* _PROMPT_:
Your answer must be an exact copy of the listing that follows, with all pictures omitted.

* _RECORDS FOR THE TASK_:

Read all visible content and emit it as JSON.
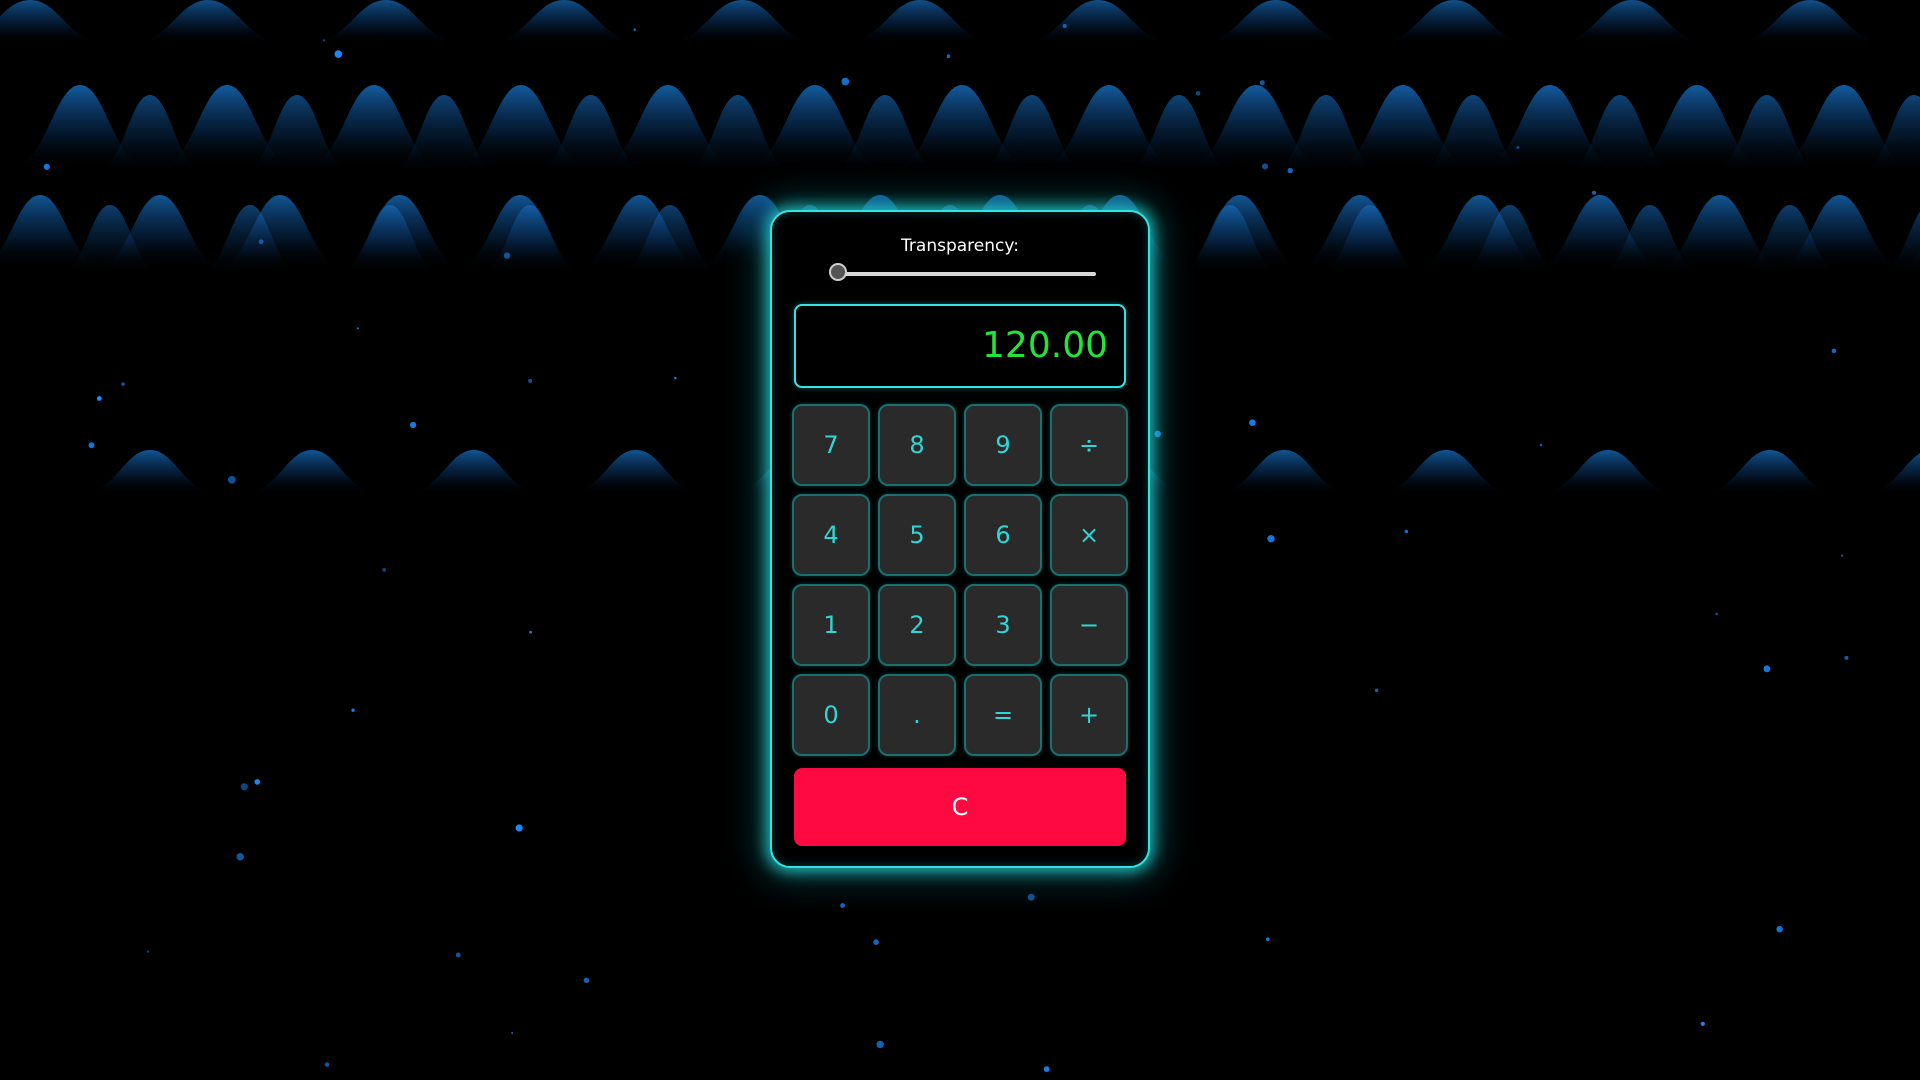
{
  "calculator": {
    "transparency_label": "Transparency:",
    "transparency_value": 0,
    "display_value": "120.00",
    "keys": [
      "7",
      "8",
      "9",
      "÷",
      "4",
      "5",
      "6",
      "×",
      "1",
      "2",
      "3",
      "−",
      "0",
      ".",
      "=",
      "+"
    ],
    "clear_label": "C"
  },
  "colors": {
    "accent": "#35e3e3",
    "display_text": "#22e53a",
    "key_text": "#31d5d5",
    "key_background": "#2a2a2a",
    "clear_button": "#ff0a40",
    "background": "#000000",
    "wave": "#1a6fc0",
    "particle": "#1a8cff"
  }
}
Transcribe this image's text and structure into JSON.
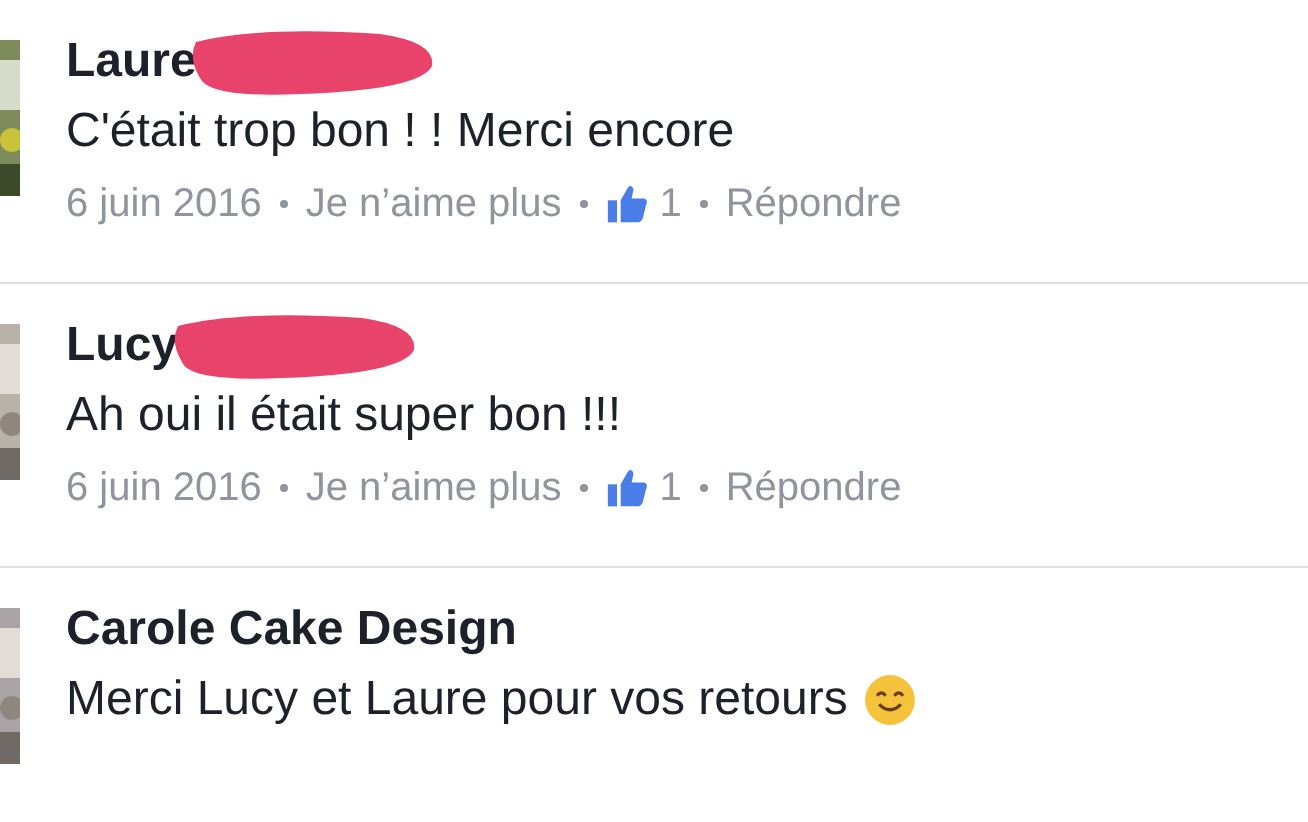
{
  "comments": [
    {
      "author": "Laure",
      "redacted": true,
      "text": "C'était trop bon ! ! Merci encore",
      "meta": {
        "date": "6 juin 2016",
        "action": "Je n’aime plus",
        "likes": "1",
        "reply": "Répondre"
      }
    },
    {
      "author": "Lucy",
      "redacted": true,
      "text": "Ah oui il était super bon !!!",
      "meta": {
        "date": "6 juin 2016",
        "action": "Je n’aime plus",
        "likes": "1",
        "reply": "Répondre"
      }
    },
    {
      "author": "Carole Cake Design",
      "text": "Merci Lucy et Laure pour vos retours",
      "emoji": true
    }
  ]
}
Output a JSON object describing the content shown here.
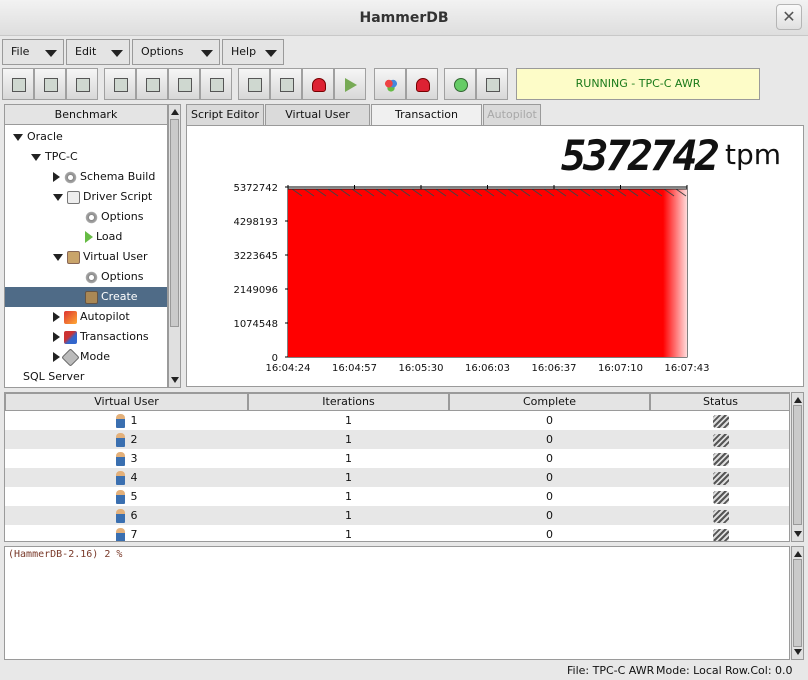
{
  "window": {
    "title": "HammerDB"
  },
  "menus": [
    {
      "label": "File"
    },
    {
      "label": "Edit"
    },
    {
      "label": "Options"
    },
    {
      "label": "Help"
    }
  ],
  "toolbar": {
    "buttons": [
      "new-script-icon",
      "open-icon",
      "save-icon",
      "load-icon",
      "options-icon",
      "copy-icon",
      "search-icon",
      "cursor-icon",
      "monitor-icon",
      "stop-red-icon",
      "run-arrow-icon",
      "users-icon",
      "stop-red-icon",
      "green-run-icon",
      "report-icon"
    ],
    "status": "RUNNING - TPC-C AWR",
    "status_color": "#1a7a1a"
  },
  "tree": {
    "header": "Benchmark",
    "items": [
      {
        "label": "Oracle",
        "expander": "down",
        "icon": ""
      },
      {
        "label": "TPC-C",
        "expander": "down",
        "icon": ""
      },
      {
        "label": "Schema Build",
        "expander": "right",
        "icon": "gear"
      },
      {
        "label": "Driver Script",
        "expander": "down",
        "icon": "doc"
      },
      {
        "label": "Options",
        "expander": "",
        "icon": "gear"
      },
      {
        "label": "Load",
        "expander": "",
        "icon": "play"
      },
      {
        "label": "Virtual User",
        "expander": "down",
        "icon": "users"
      },
      {
        "label": "Options",
        "expander": "",
        "icon": "gear"
      },
      {
        "label": "Create",
        "expander": "",
        "icon": "create"
      },
      {
        "label": "Autopilot",
        "expander": "right",
        "icon": "auto"
      },
      {
        "label": "Transactions",
        "expander": "right",
        "icon": "trans"
      },
      {
        "label": "Mode",
        "expander": "right",
        "icon": "mode"
      },
      {
        "label": "SQL Server",
        "expander": "",
        "icon": ""
      }
    ]
  },
  "tabs": [
    {
      "label": "Script Editor",
      "state": "normal"
    },
    {
      "label": "Virtual User Output",
      "state": "normal"
    },
    {
      "label": "Transaction Counter",
      "state": "active"
    },
    {
      "label": "Autopilot",
      "state": "disabled"
    }
  ],
  "counter": {
    "value": "5372742",
    "unit": "tpm"
  },
  "chart_data": {
    "type": "area",
    "x": [
      "16:04:24",
      "16:04:57",
      "16:05:30",
      "16:06:03",
      "16:06:37",
      "16:07:10",
      "16:07:43"
    ],
    "y_ticks": [
      0,
      1074548,
      2149096,
      3223645,
      4298193,
      5372742
    ],
    "ylim": [
      0,
      5372742
    ],
    "values": [
      5372742,
      5372742,
      5372742,
      5372742,
      5372742,
      5372742,
      5372742
    ],
    "fill_color": "#ff0000",
    "grid": false
  },
  "table": {
    "columns": [
      "Virtual User",
      "Iterations",
      "Complete",
      "Status"
    ],
    "rows": [
      {
        "user": "1",
        "iterations": "1",
        "complete": "0"
      },
      {
        "user": "2",
        "iterations": "1",
        "complete": "0"
      },
      {
        "user": "3",
        "iterations": "1",
        "complete": "0"
      },
      {
        "user": "4",
        "iterations": "1",
        "complete": "0"
      },
      {
        "user": "5",
        "iterations": "1",
        "complete": "0"
      },
      {
        "user": "6",
        "iterations": "1",
        "complete": "0"
      },
      {
        "user": "7",
        "iterations": "1",
        "complete": "0"
      }
    ]
  },
  "console": {
    "prompt": "(HammerDB-2.16) 2 %"
  },
  "statusbar": {
    "file": "File: TPC-C AWR",
    "mode": "Mode: Local",
    "rowcol": "Row.Col:  0.0"
  }
}
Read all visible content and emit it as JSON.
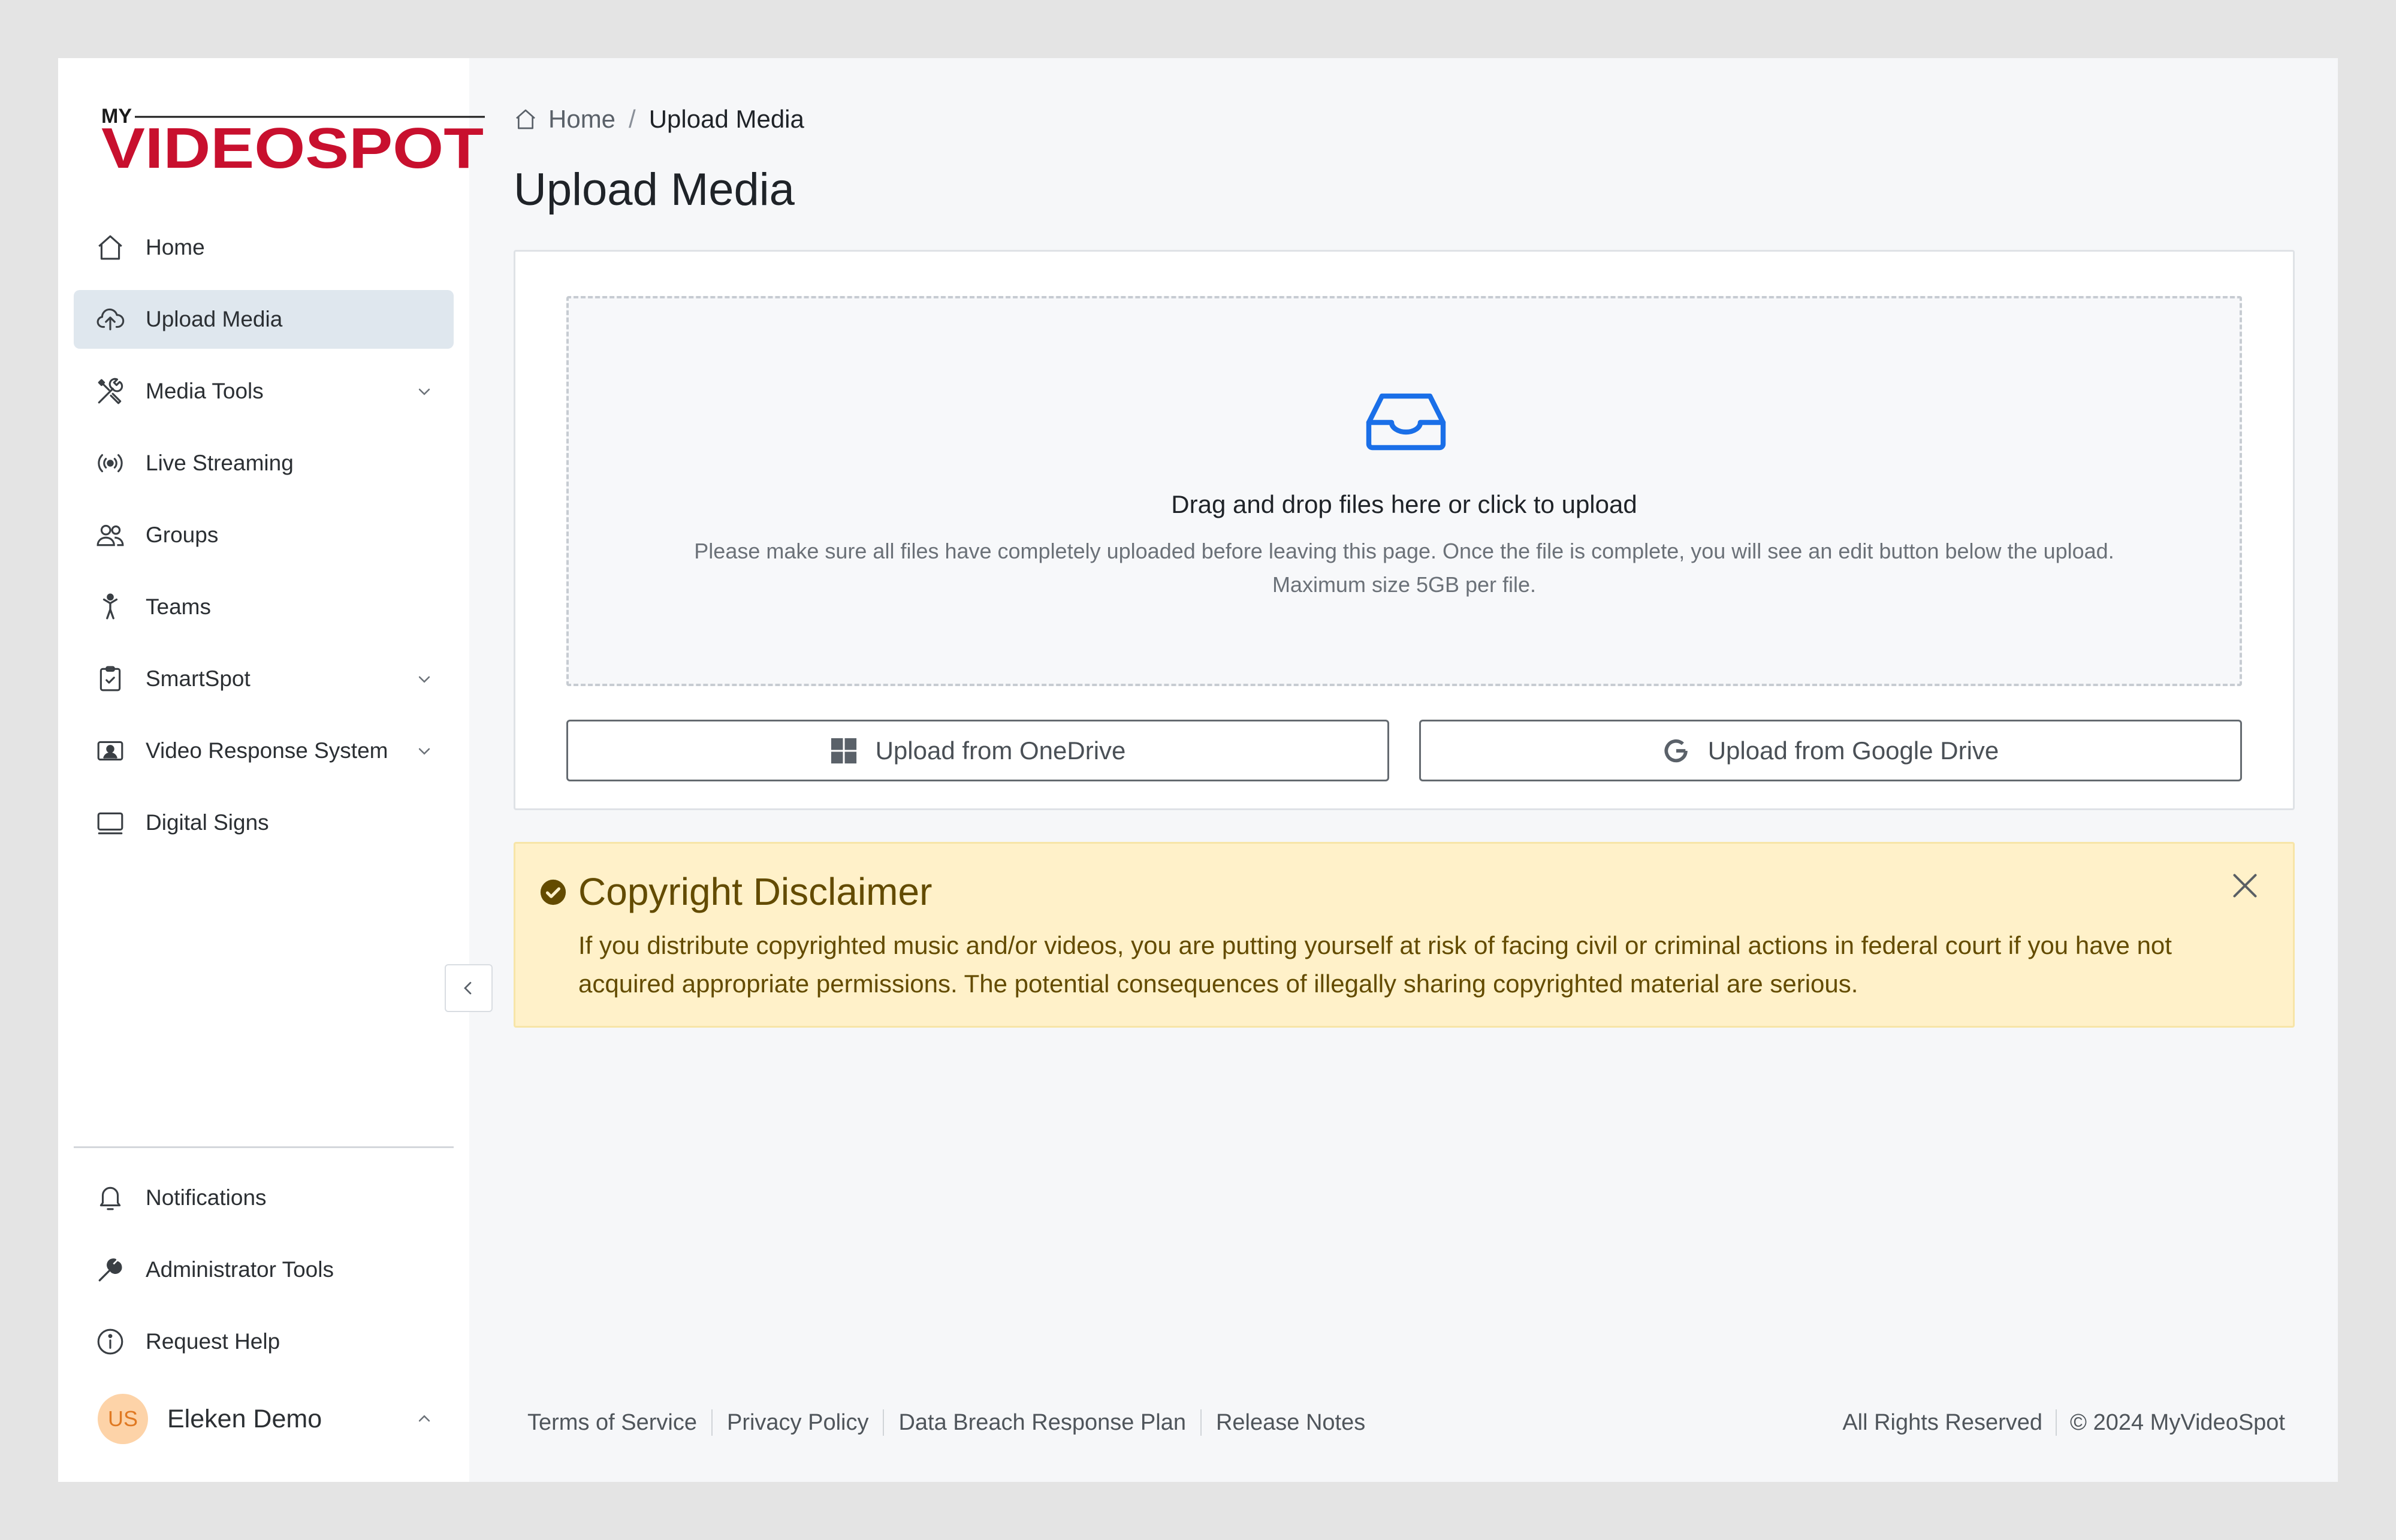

* _SOLUTION TO THIS PROBLEM_:
Read all visible content and emit it as JSON.
{
  "calculator": {
    "transparency_label": "Transparency:",
    "transparency_value": 0,
    "display_value": "120.00",
    "keys": [
      "7",
      "8",
      "9",
      "÷",
      "4",
      "5",
      "6",
      "×",
      "1",
      "2",
      "3",
      "−",
      "0",
      ".",
      "=",
      "+"
    ],
    "clear_label": "C"
  },
  "colors": {
    "accent": "#35e3e3",
    "display_text": "#22e53a",
    "key_text": "#31d5d5",
    "key_background": "#2a2a2a",
    "clear_button": "#ff0a40",
    "background": "#000000",
    "wave": "#1a6fc0",
    "particle": "#1a8cff"
  }
}
Transcribe this image's text and structure into JSON.
{
  "comments": [
    {
      "author": "Laure",
      "redacted": true,
      "text": "C'était trop bon ! ! Merci encore",
      "meta": {
        "date": "6 juin 2016",
        "action": "Je n’aime plus",
        "likes": "1",
        "reply": "Répondre"
      }
    },
    {
      "author": "Lucy",
      "redacted": true,
      "text": "Ah oui il était super bon !!!",
      "meta": {
        "date": "6 juin 2016",
        "action": "Je n’aime plus",
        "likes": "1",
        "reply": "Répondre"
      }
    },
    {
      "author": "Carole Cake Design",
      "text": "Merci Lucy et Laure pour vos retours",
      "emoji": true
    }
  ]
}
Output a JSON object describing the content shown here.
{
  "window": {
    "title": "HammerDB"
  },
  "menus": [
    {
      "label": "File"
    },
    {
      "label": "Edit"
    },
    {
      "label": "Options"
    },
    {
      "label": "Help"
    }
  ],
  "toolbar": {
    "buttons": [
      "new-script-icon",
      "open-icon",
      "save-icon",
      "load-icon",
      "options-icon",
      "copy-icon",
      "search-icon",
      "cursor-icon",
      "monitor-icon",
      "stop-red-icon",
      "run-arrow-icon",
      "users-icon",
      "stop-red-icon",
      "green-run-icon",
      "report-icon"
    ],
    "status": "RUNNING - TPC-C AWR",
    "status_color": "#1a7a1a"
  },
  "tree": {
    "header": "Benchmark",
    "items": [
      {
        "label": "Oracle",
        "expander": "down",
        "icon": ""
      },
      {
        "label": "TPC-C",
        "expander": "down",
        "icon": ""
      },
      {
        "label": "Schema Build",
        "expander": "right",
        "icon": "gear"
      },
      {
        "label": "Driver Script",
        "expander": "down",
        "icon": "doc"
      },
      {
        "label": "Options",
        "expander": "",
        "icon": "gear"
      },
      {
        "label": "Load",
        "expander": "",
        "icon": "play"
      },
      {
        "label": "Virtual User",
        "expander": "down",
        "icon": "users"
      },
      {
        "label": "Options",
        "expander": "",
        "icon": "gear"
      },
      {
        "label": "Create",
        "expander": "",
        "icon": "create"
      },
      {
        "label": "Autopilot",
        "expander": "right",
        "icon": "auto"
      },
      {
        "label": "Transactions",
        "expander": "right",
        "icon": "trans"
      },
      {
        "label": "Mode",
        "expander": "right",
        "icon": "mode"
      },
      {
        "label": "SQL Server",
        "expander": "",
        "icon": ""
      }
    ]
  },
  "tabs": [
    {
      "label": "Script Editor",
      "state": "normal"
    },
    {
      "label": "Virtual User Output",
      "state": "normal"
    },
    {
      "label": "Transaction Counter",
      "state": "active"
    },
    {
      "label": "Autopilot",
      "state": "disabled"
    }
  ],
  "counter": {
    "value": "5372742",
    "unit": "tpm"
  },
  "chart_data": {
    "type": "area",
    "x": [
      "16:04:24",
      "16:04:57",
      "16:05:30",
      "16:06:03",
      "16:06:37",
      "16:07:10",
      "16:07:43"
    ],
    "y_ticks": [
      0,
      1074548,
      2149096,
      3223645,
      4298193,
      5372742
    ],
    "ylim": [
      0,
      5372742
    ],
    "values": [
      5372742,
      5372742,
      5372742,
      5372742,
      5372742,
      5372742,
      5372742
    ],
    "fill_color": "#ff0000",
    "grid": false
  },
  "table": {
    "columns": [
      "Virtual User",
      "Iterations",
      "Complete",
      "Status"
    ],
    "rows": [
      {
        "user": "1",
        "iterations": "1",
        "complete": "0"
      },
      {
        "user": "2",
        "iterations": "1",
        "complete": "0"
      },
      {
        "user": "3",
        "iterations": "1",
        "complete": "0"
      },
      {
        "user": "4",
        "iterations": "1",
        "complete": "0"
      },
      {
        "user": "5",
        "iterations": "1",
        "complete": "0"
      },
      {
        "user": "6",
        "iterations": "1",
        "complete": "0"
      },
      {
        "user": "7",
        "iterations": "1",
        "complete": "0"
      }
    ]
  },
  "console": {
    "prompt": "(HammerDB-2.16) 2 %"
  },
  "statusbar": {
    "file": "File: TPC-C AWR",
    "mode": "Mode: Local",
    "rowcol": "Row.Col:  0.0"
  }
}
Read all visible content and emit it as JSON.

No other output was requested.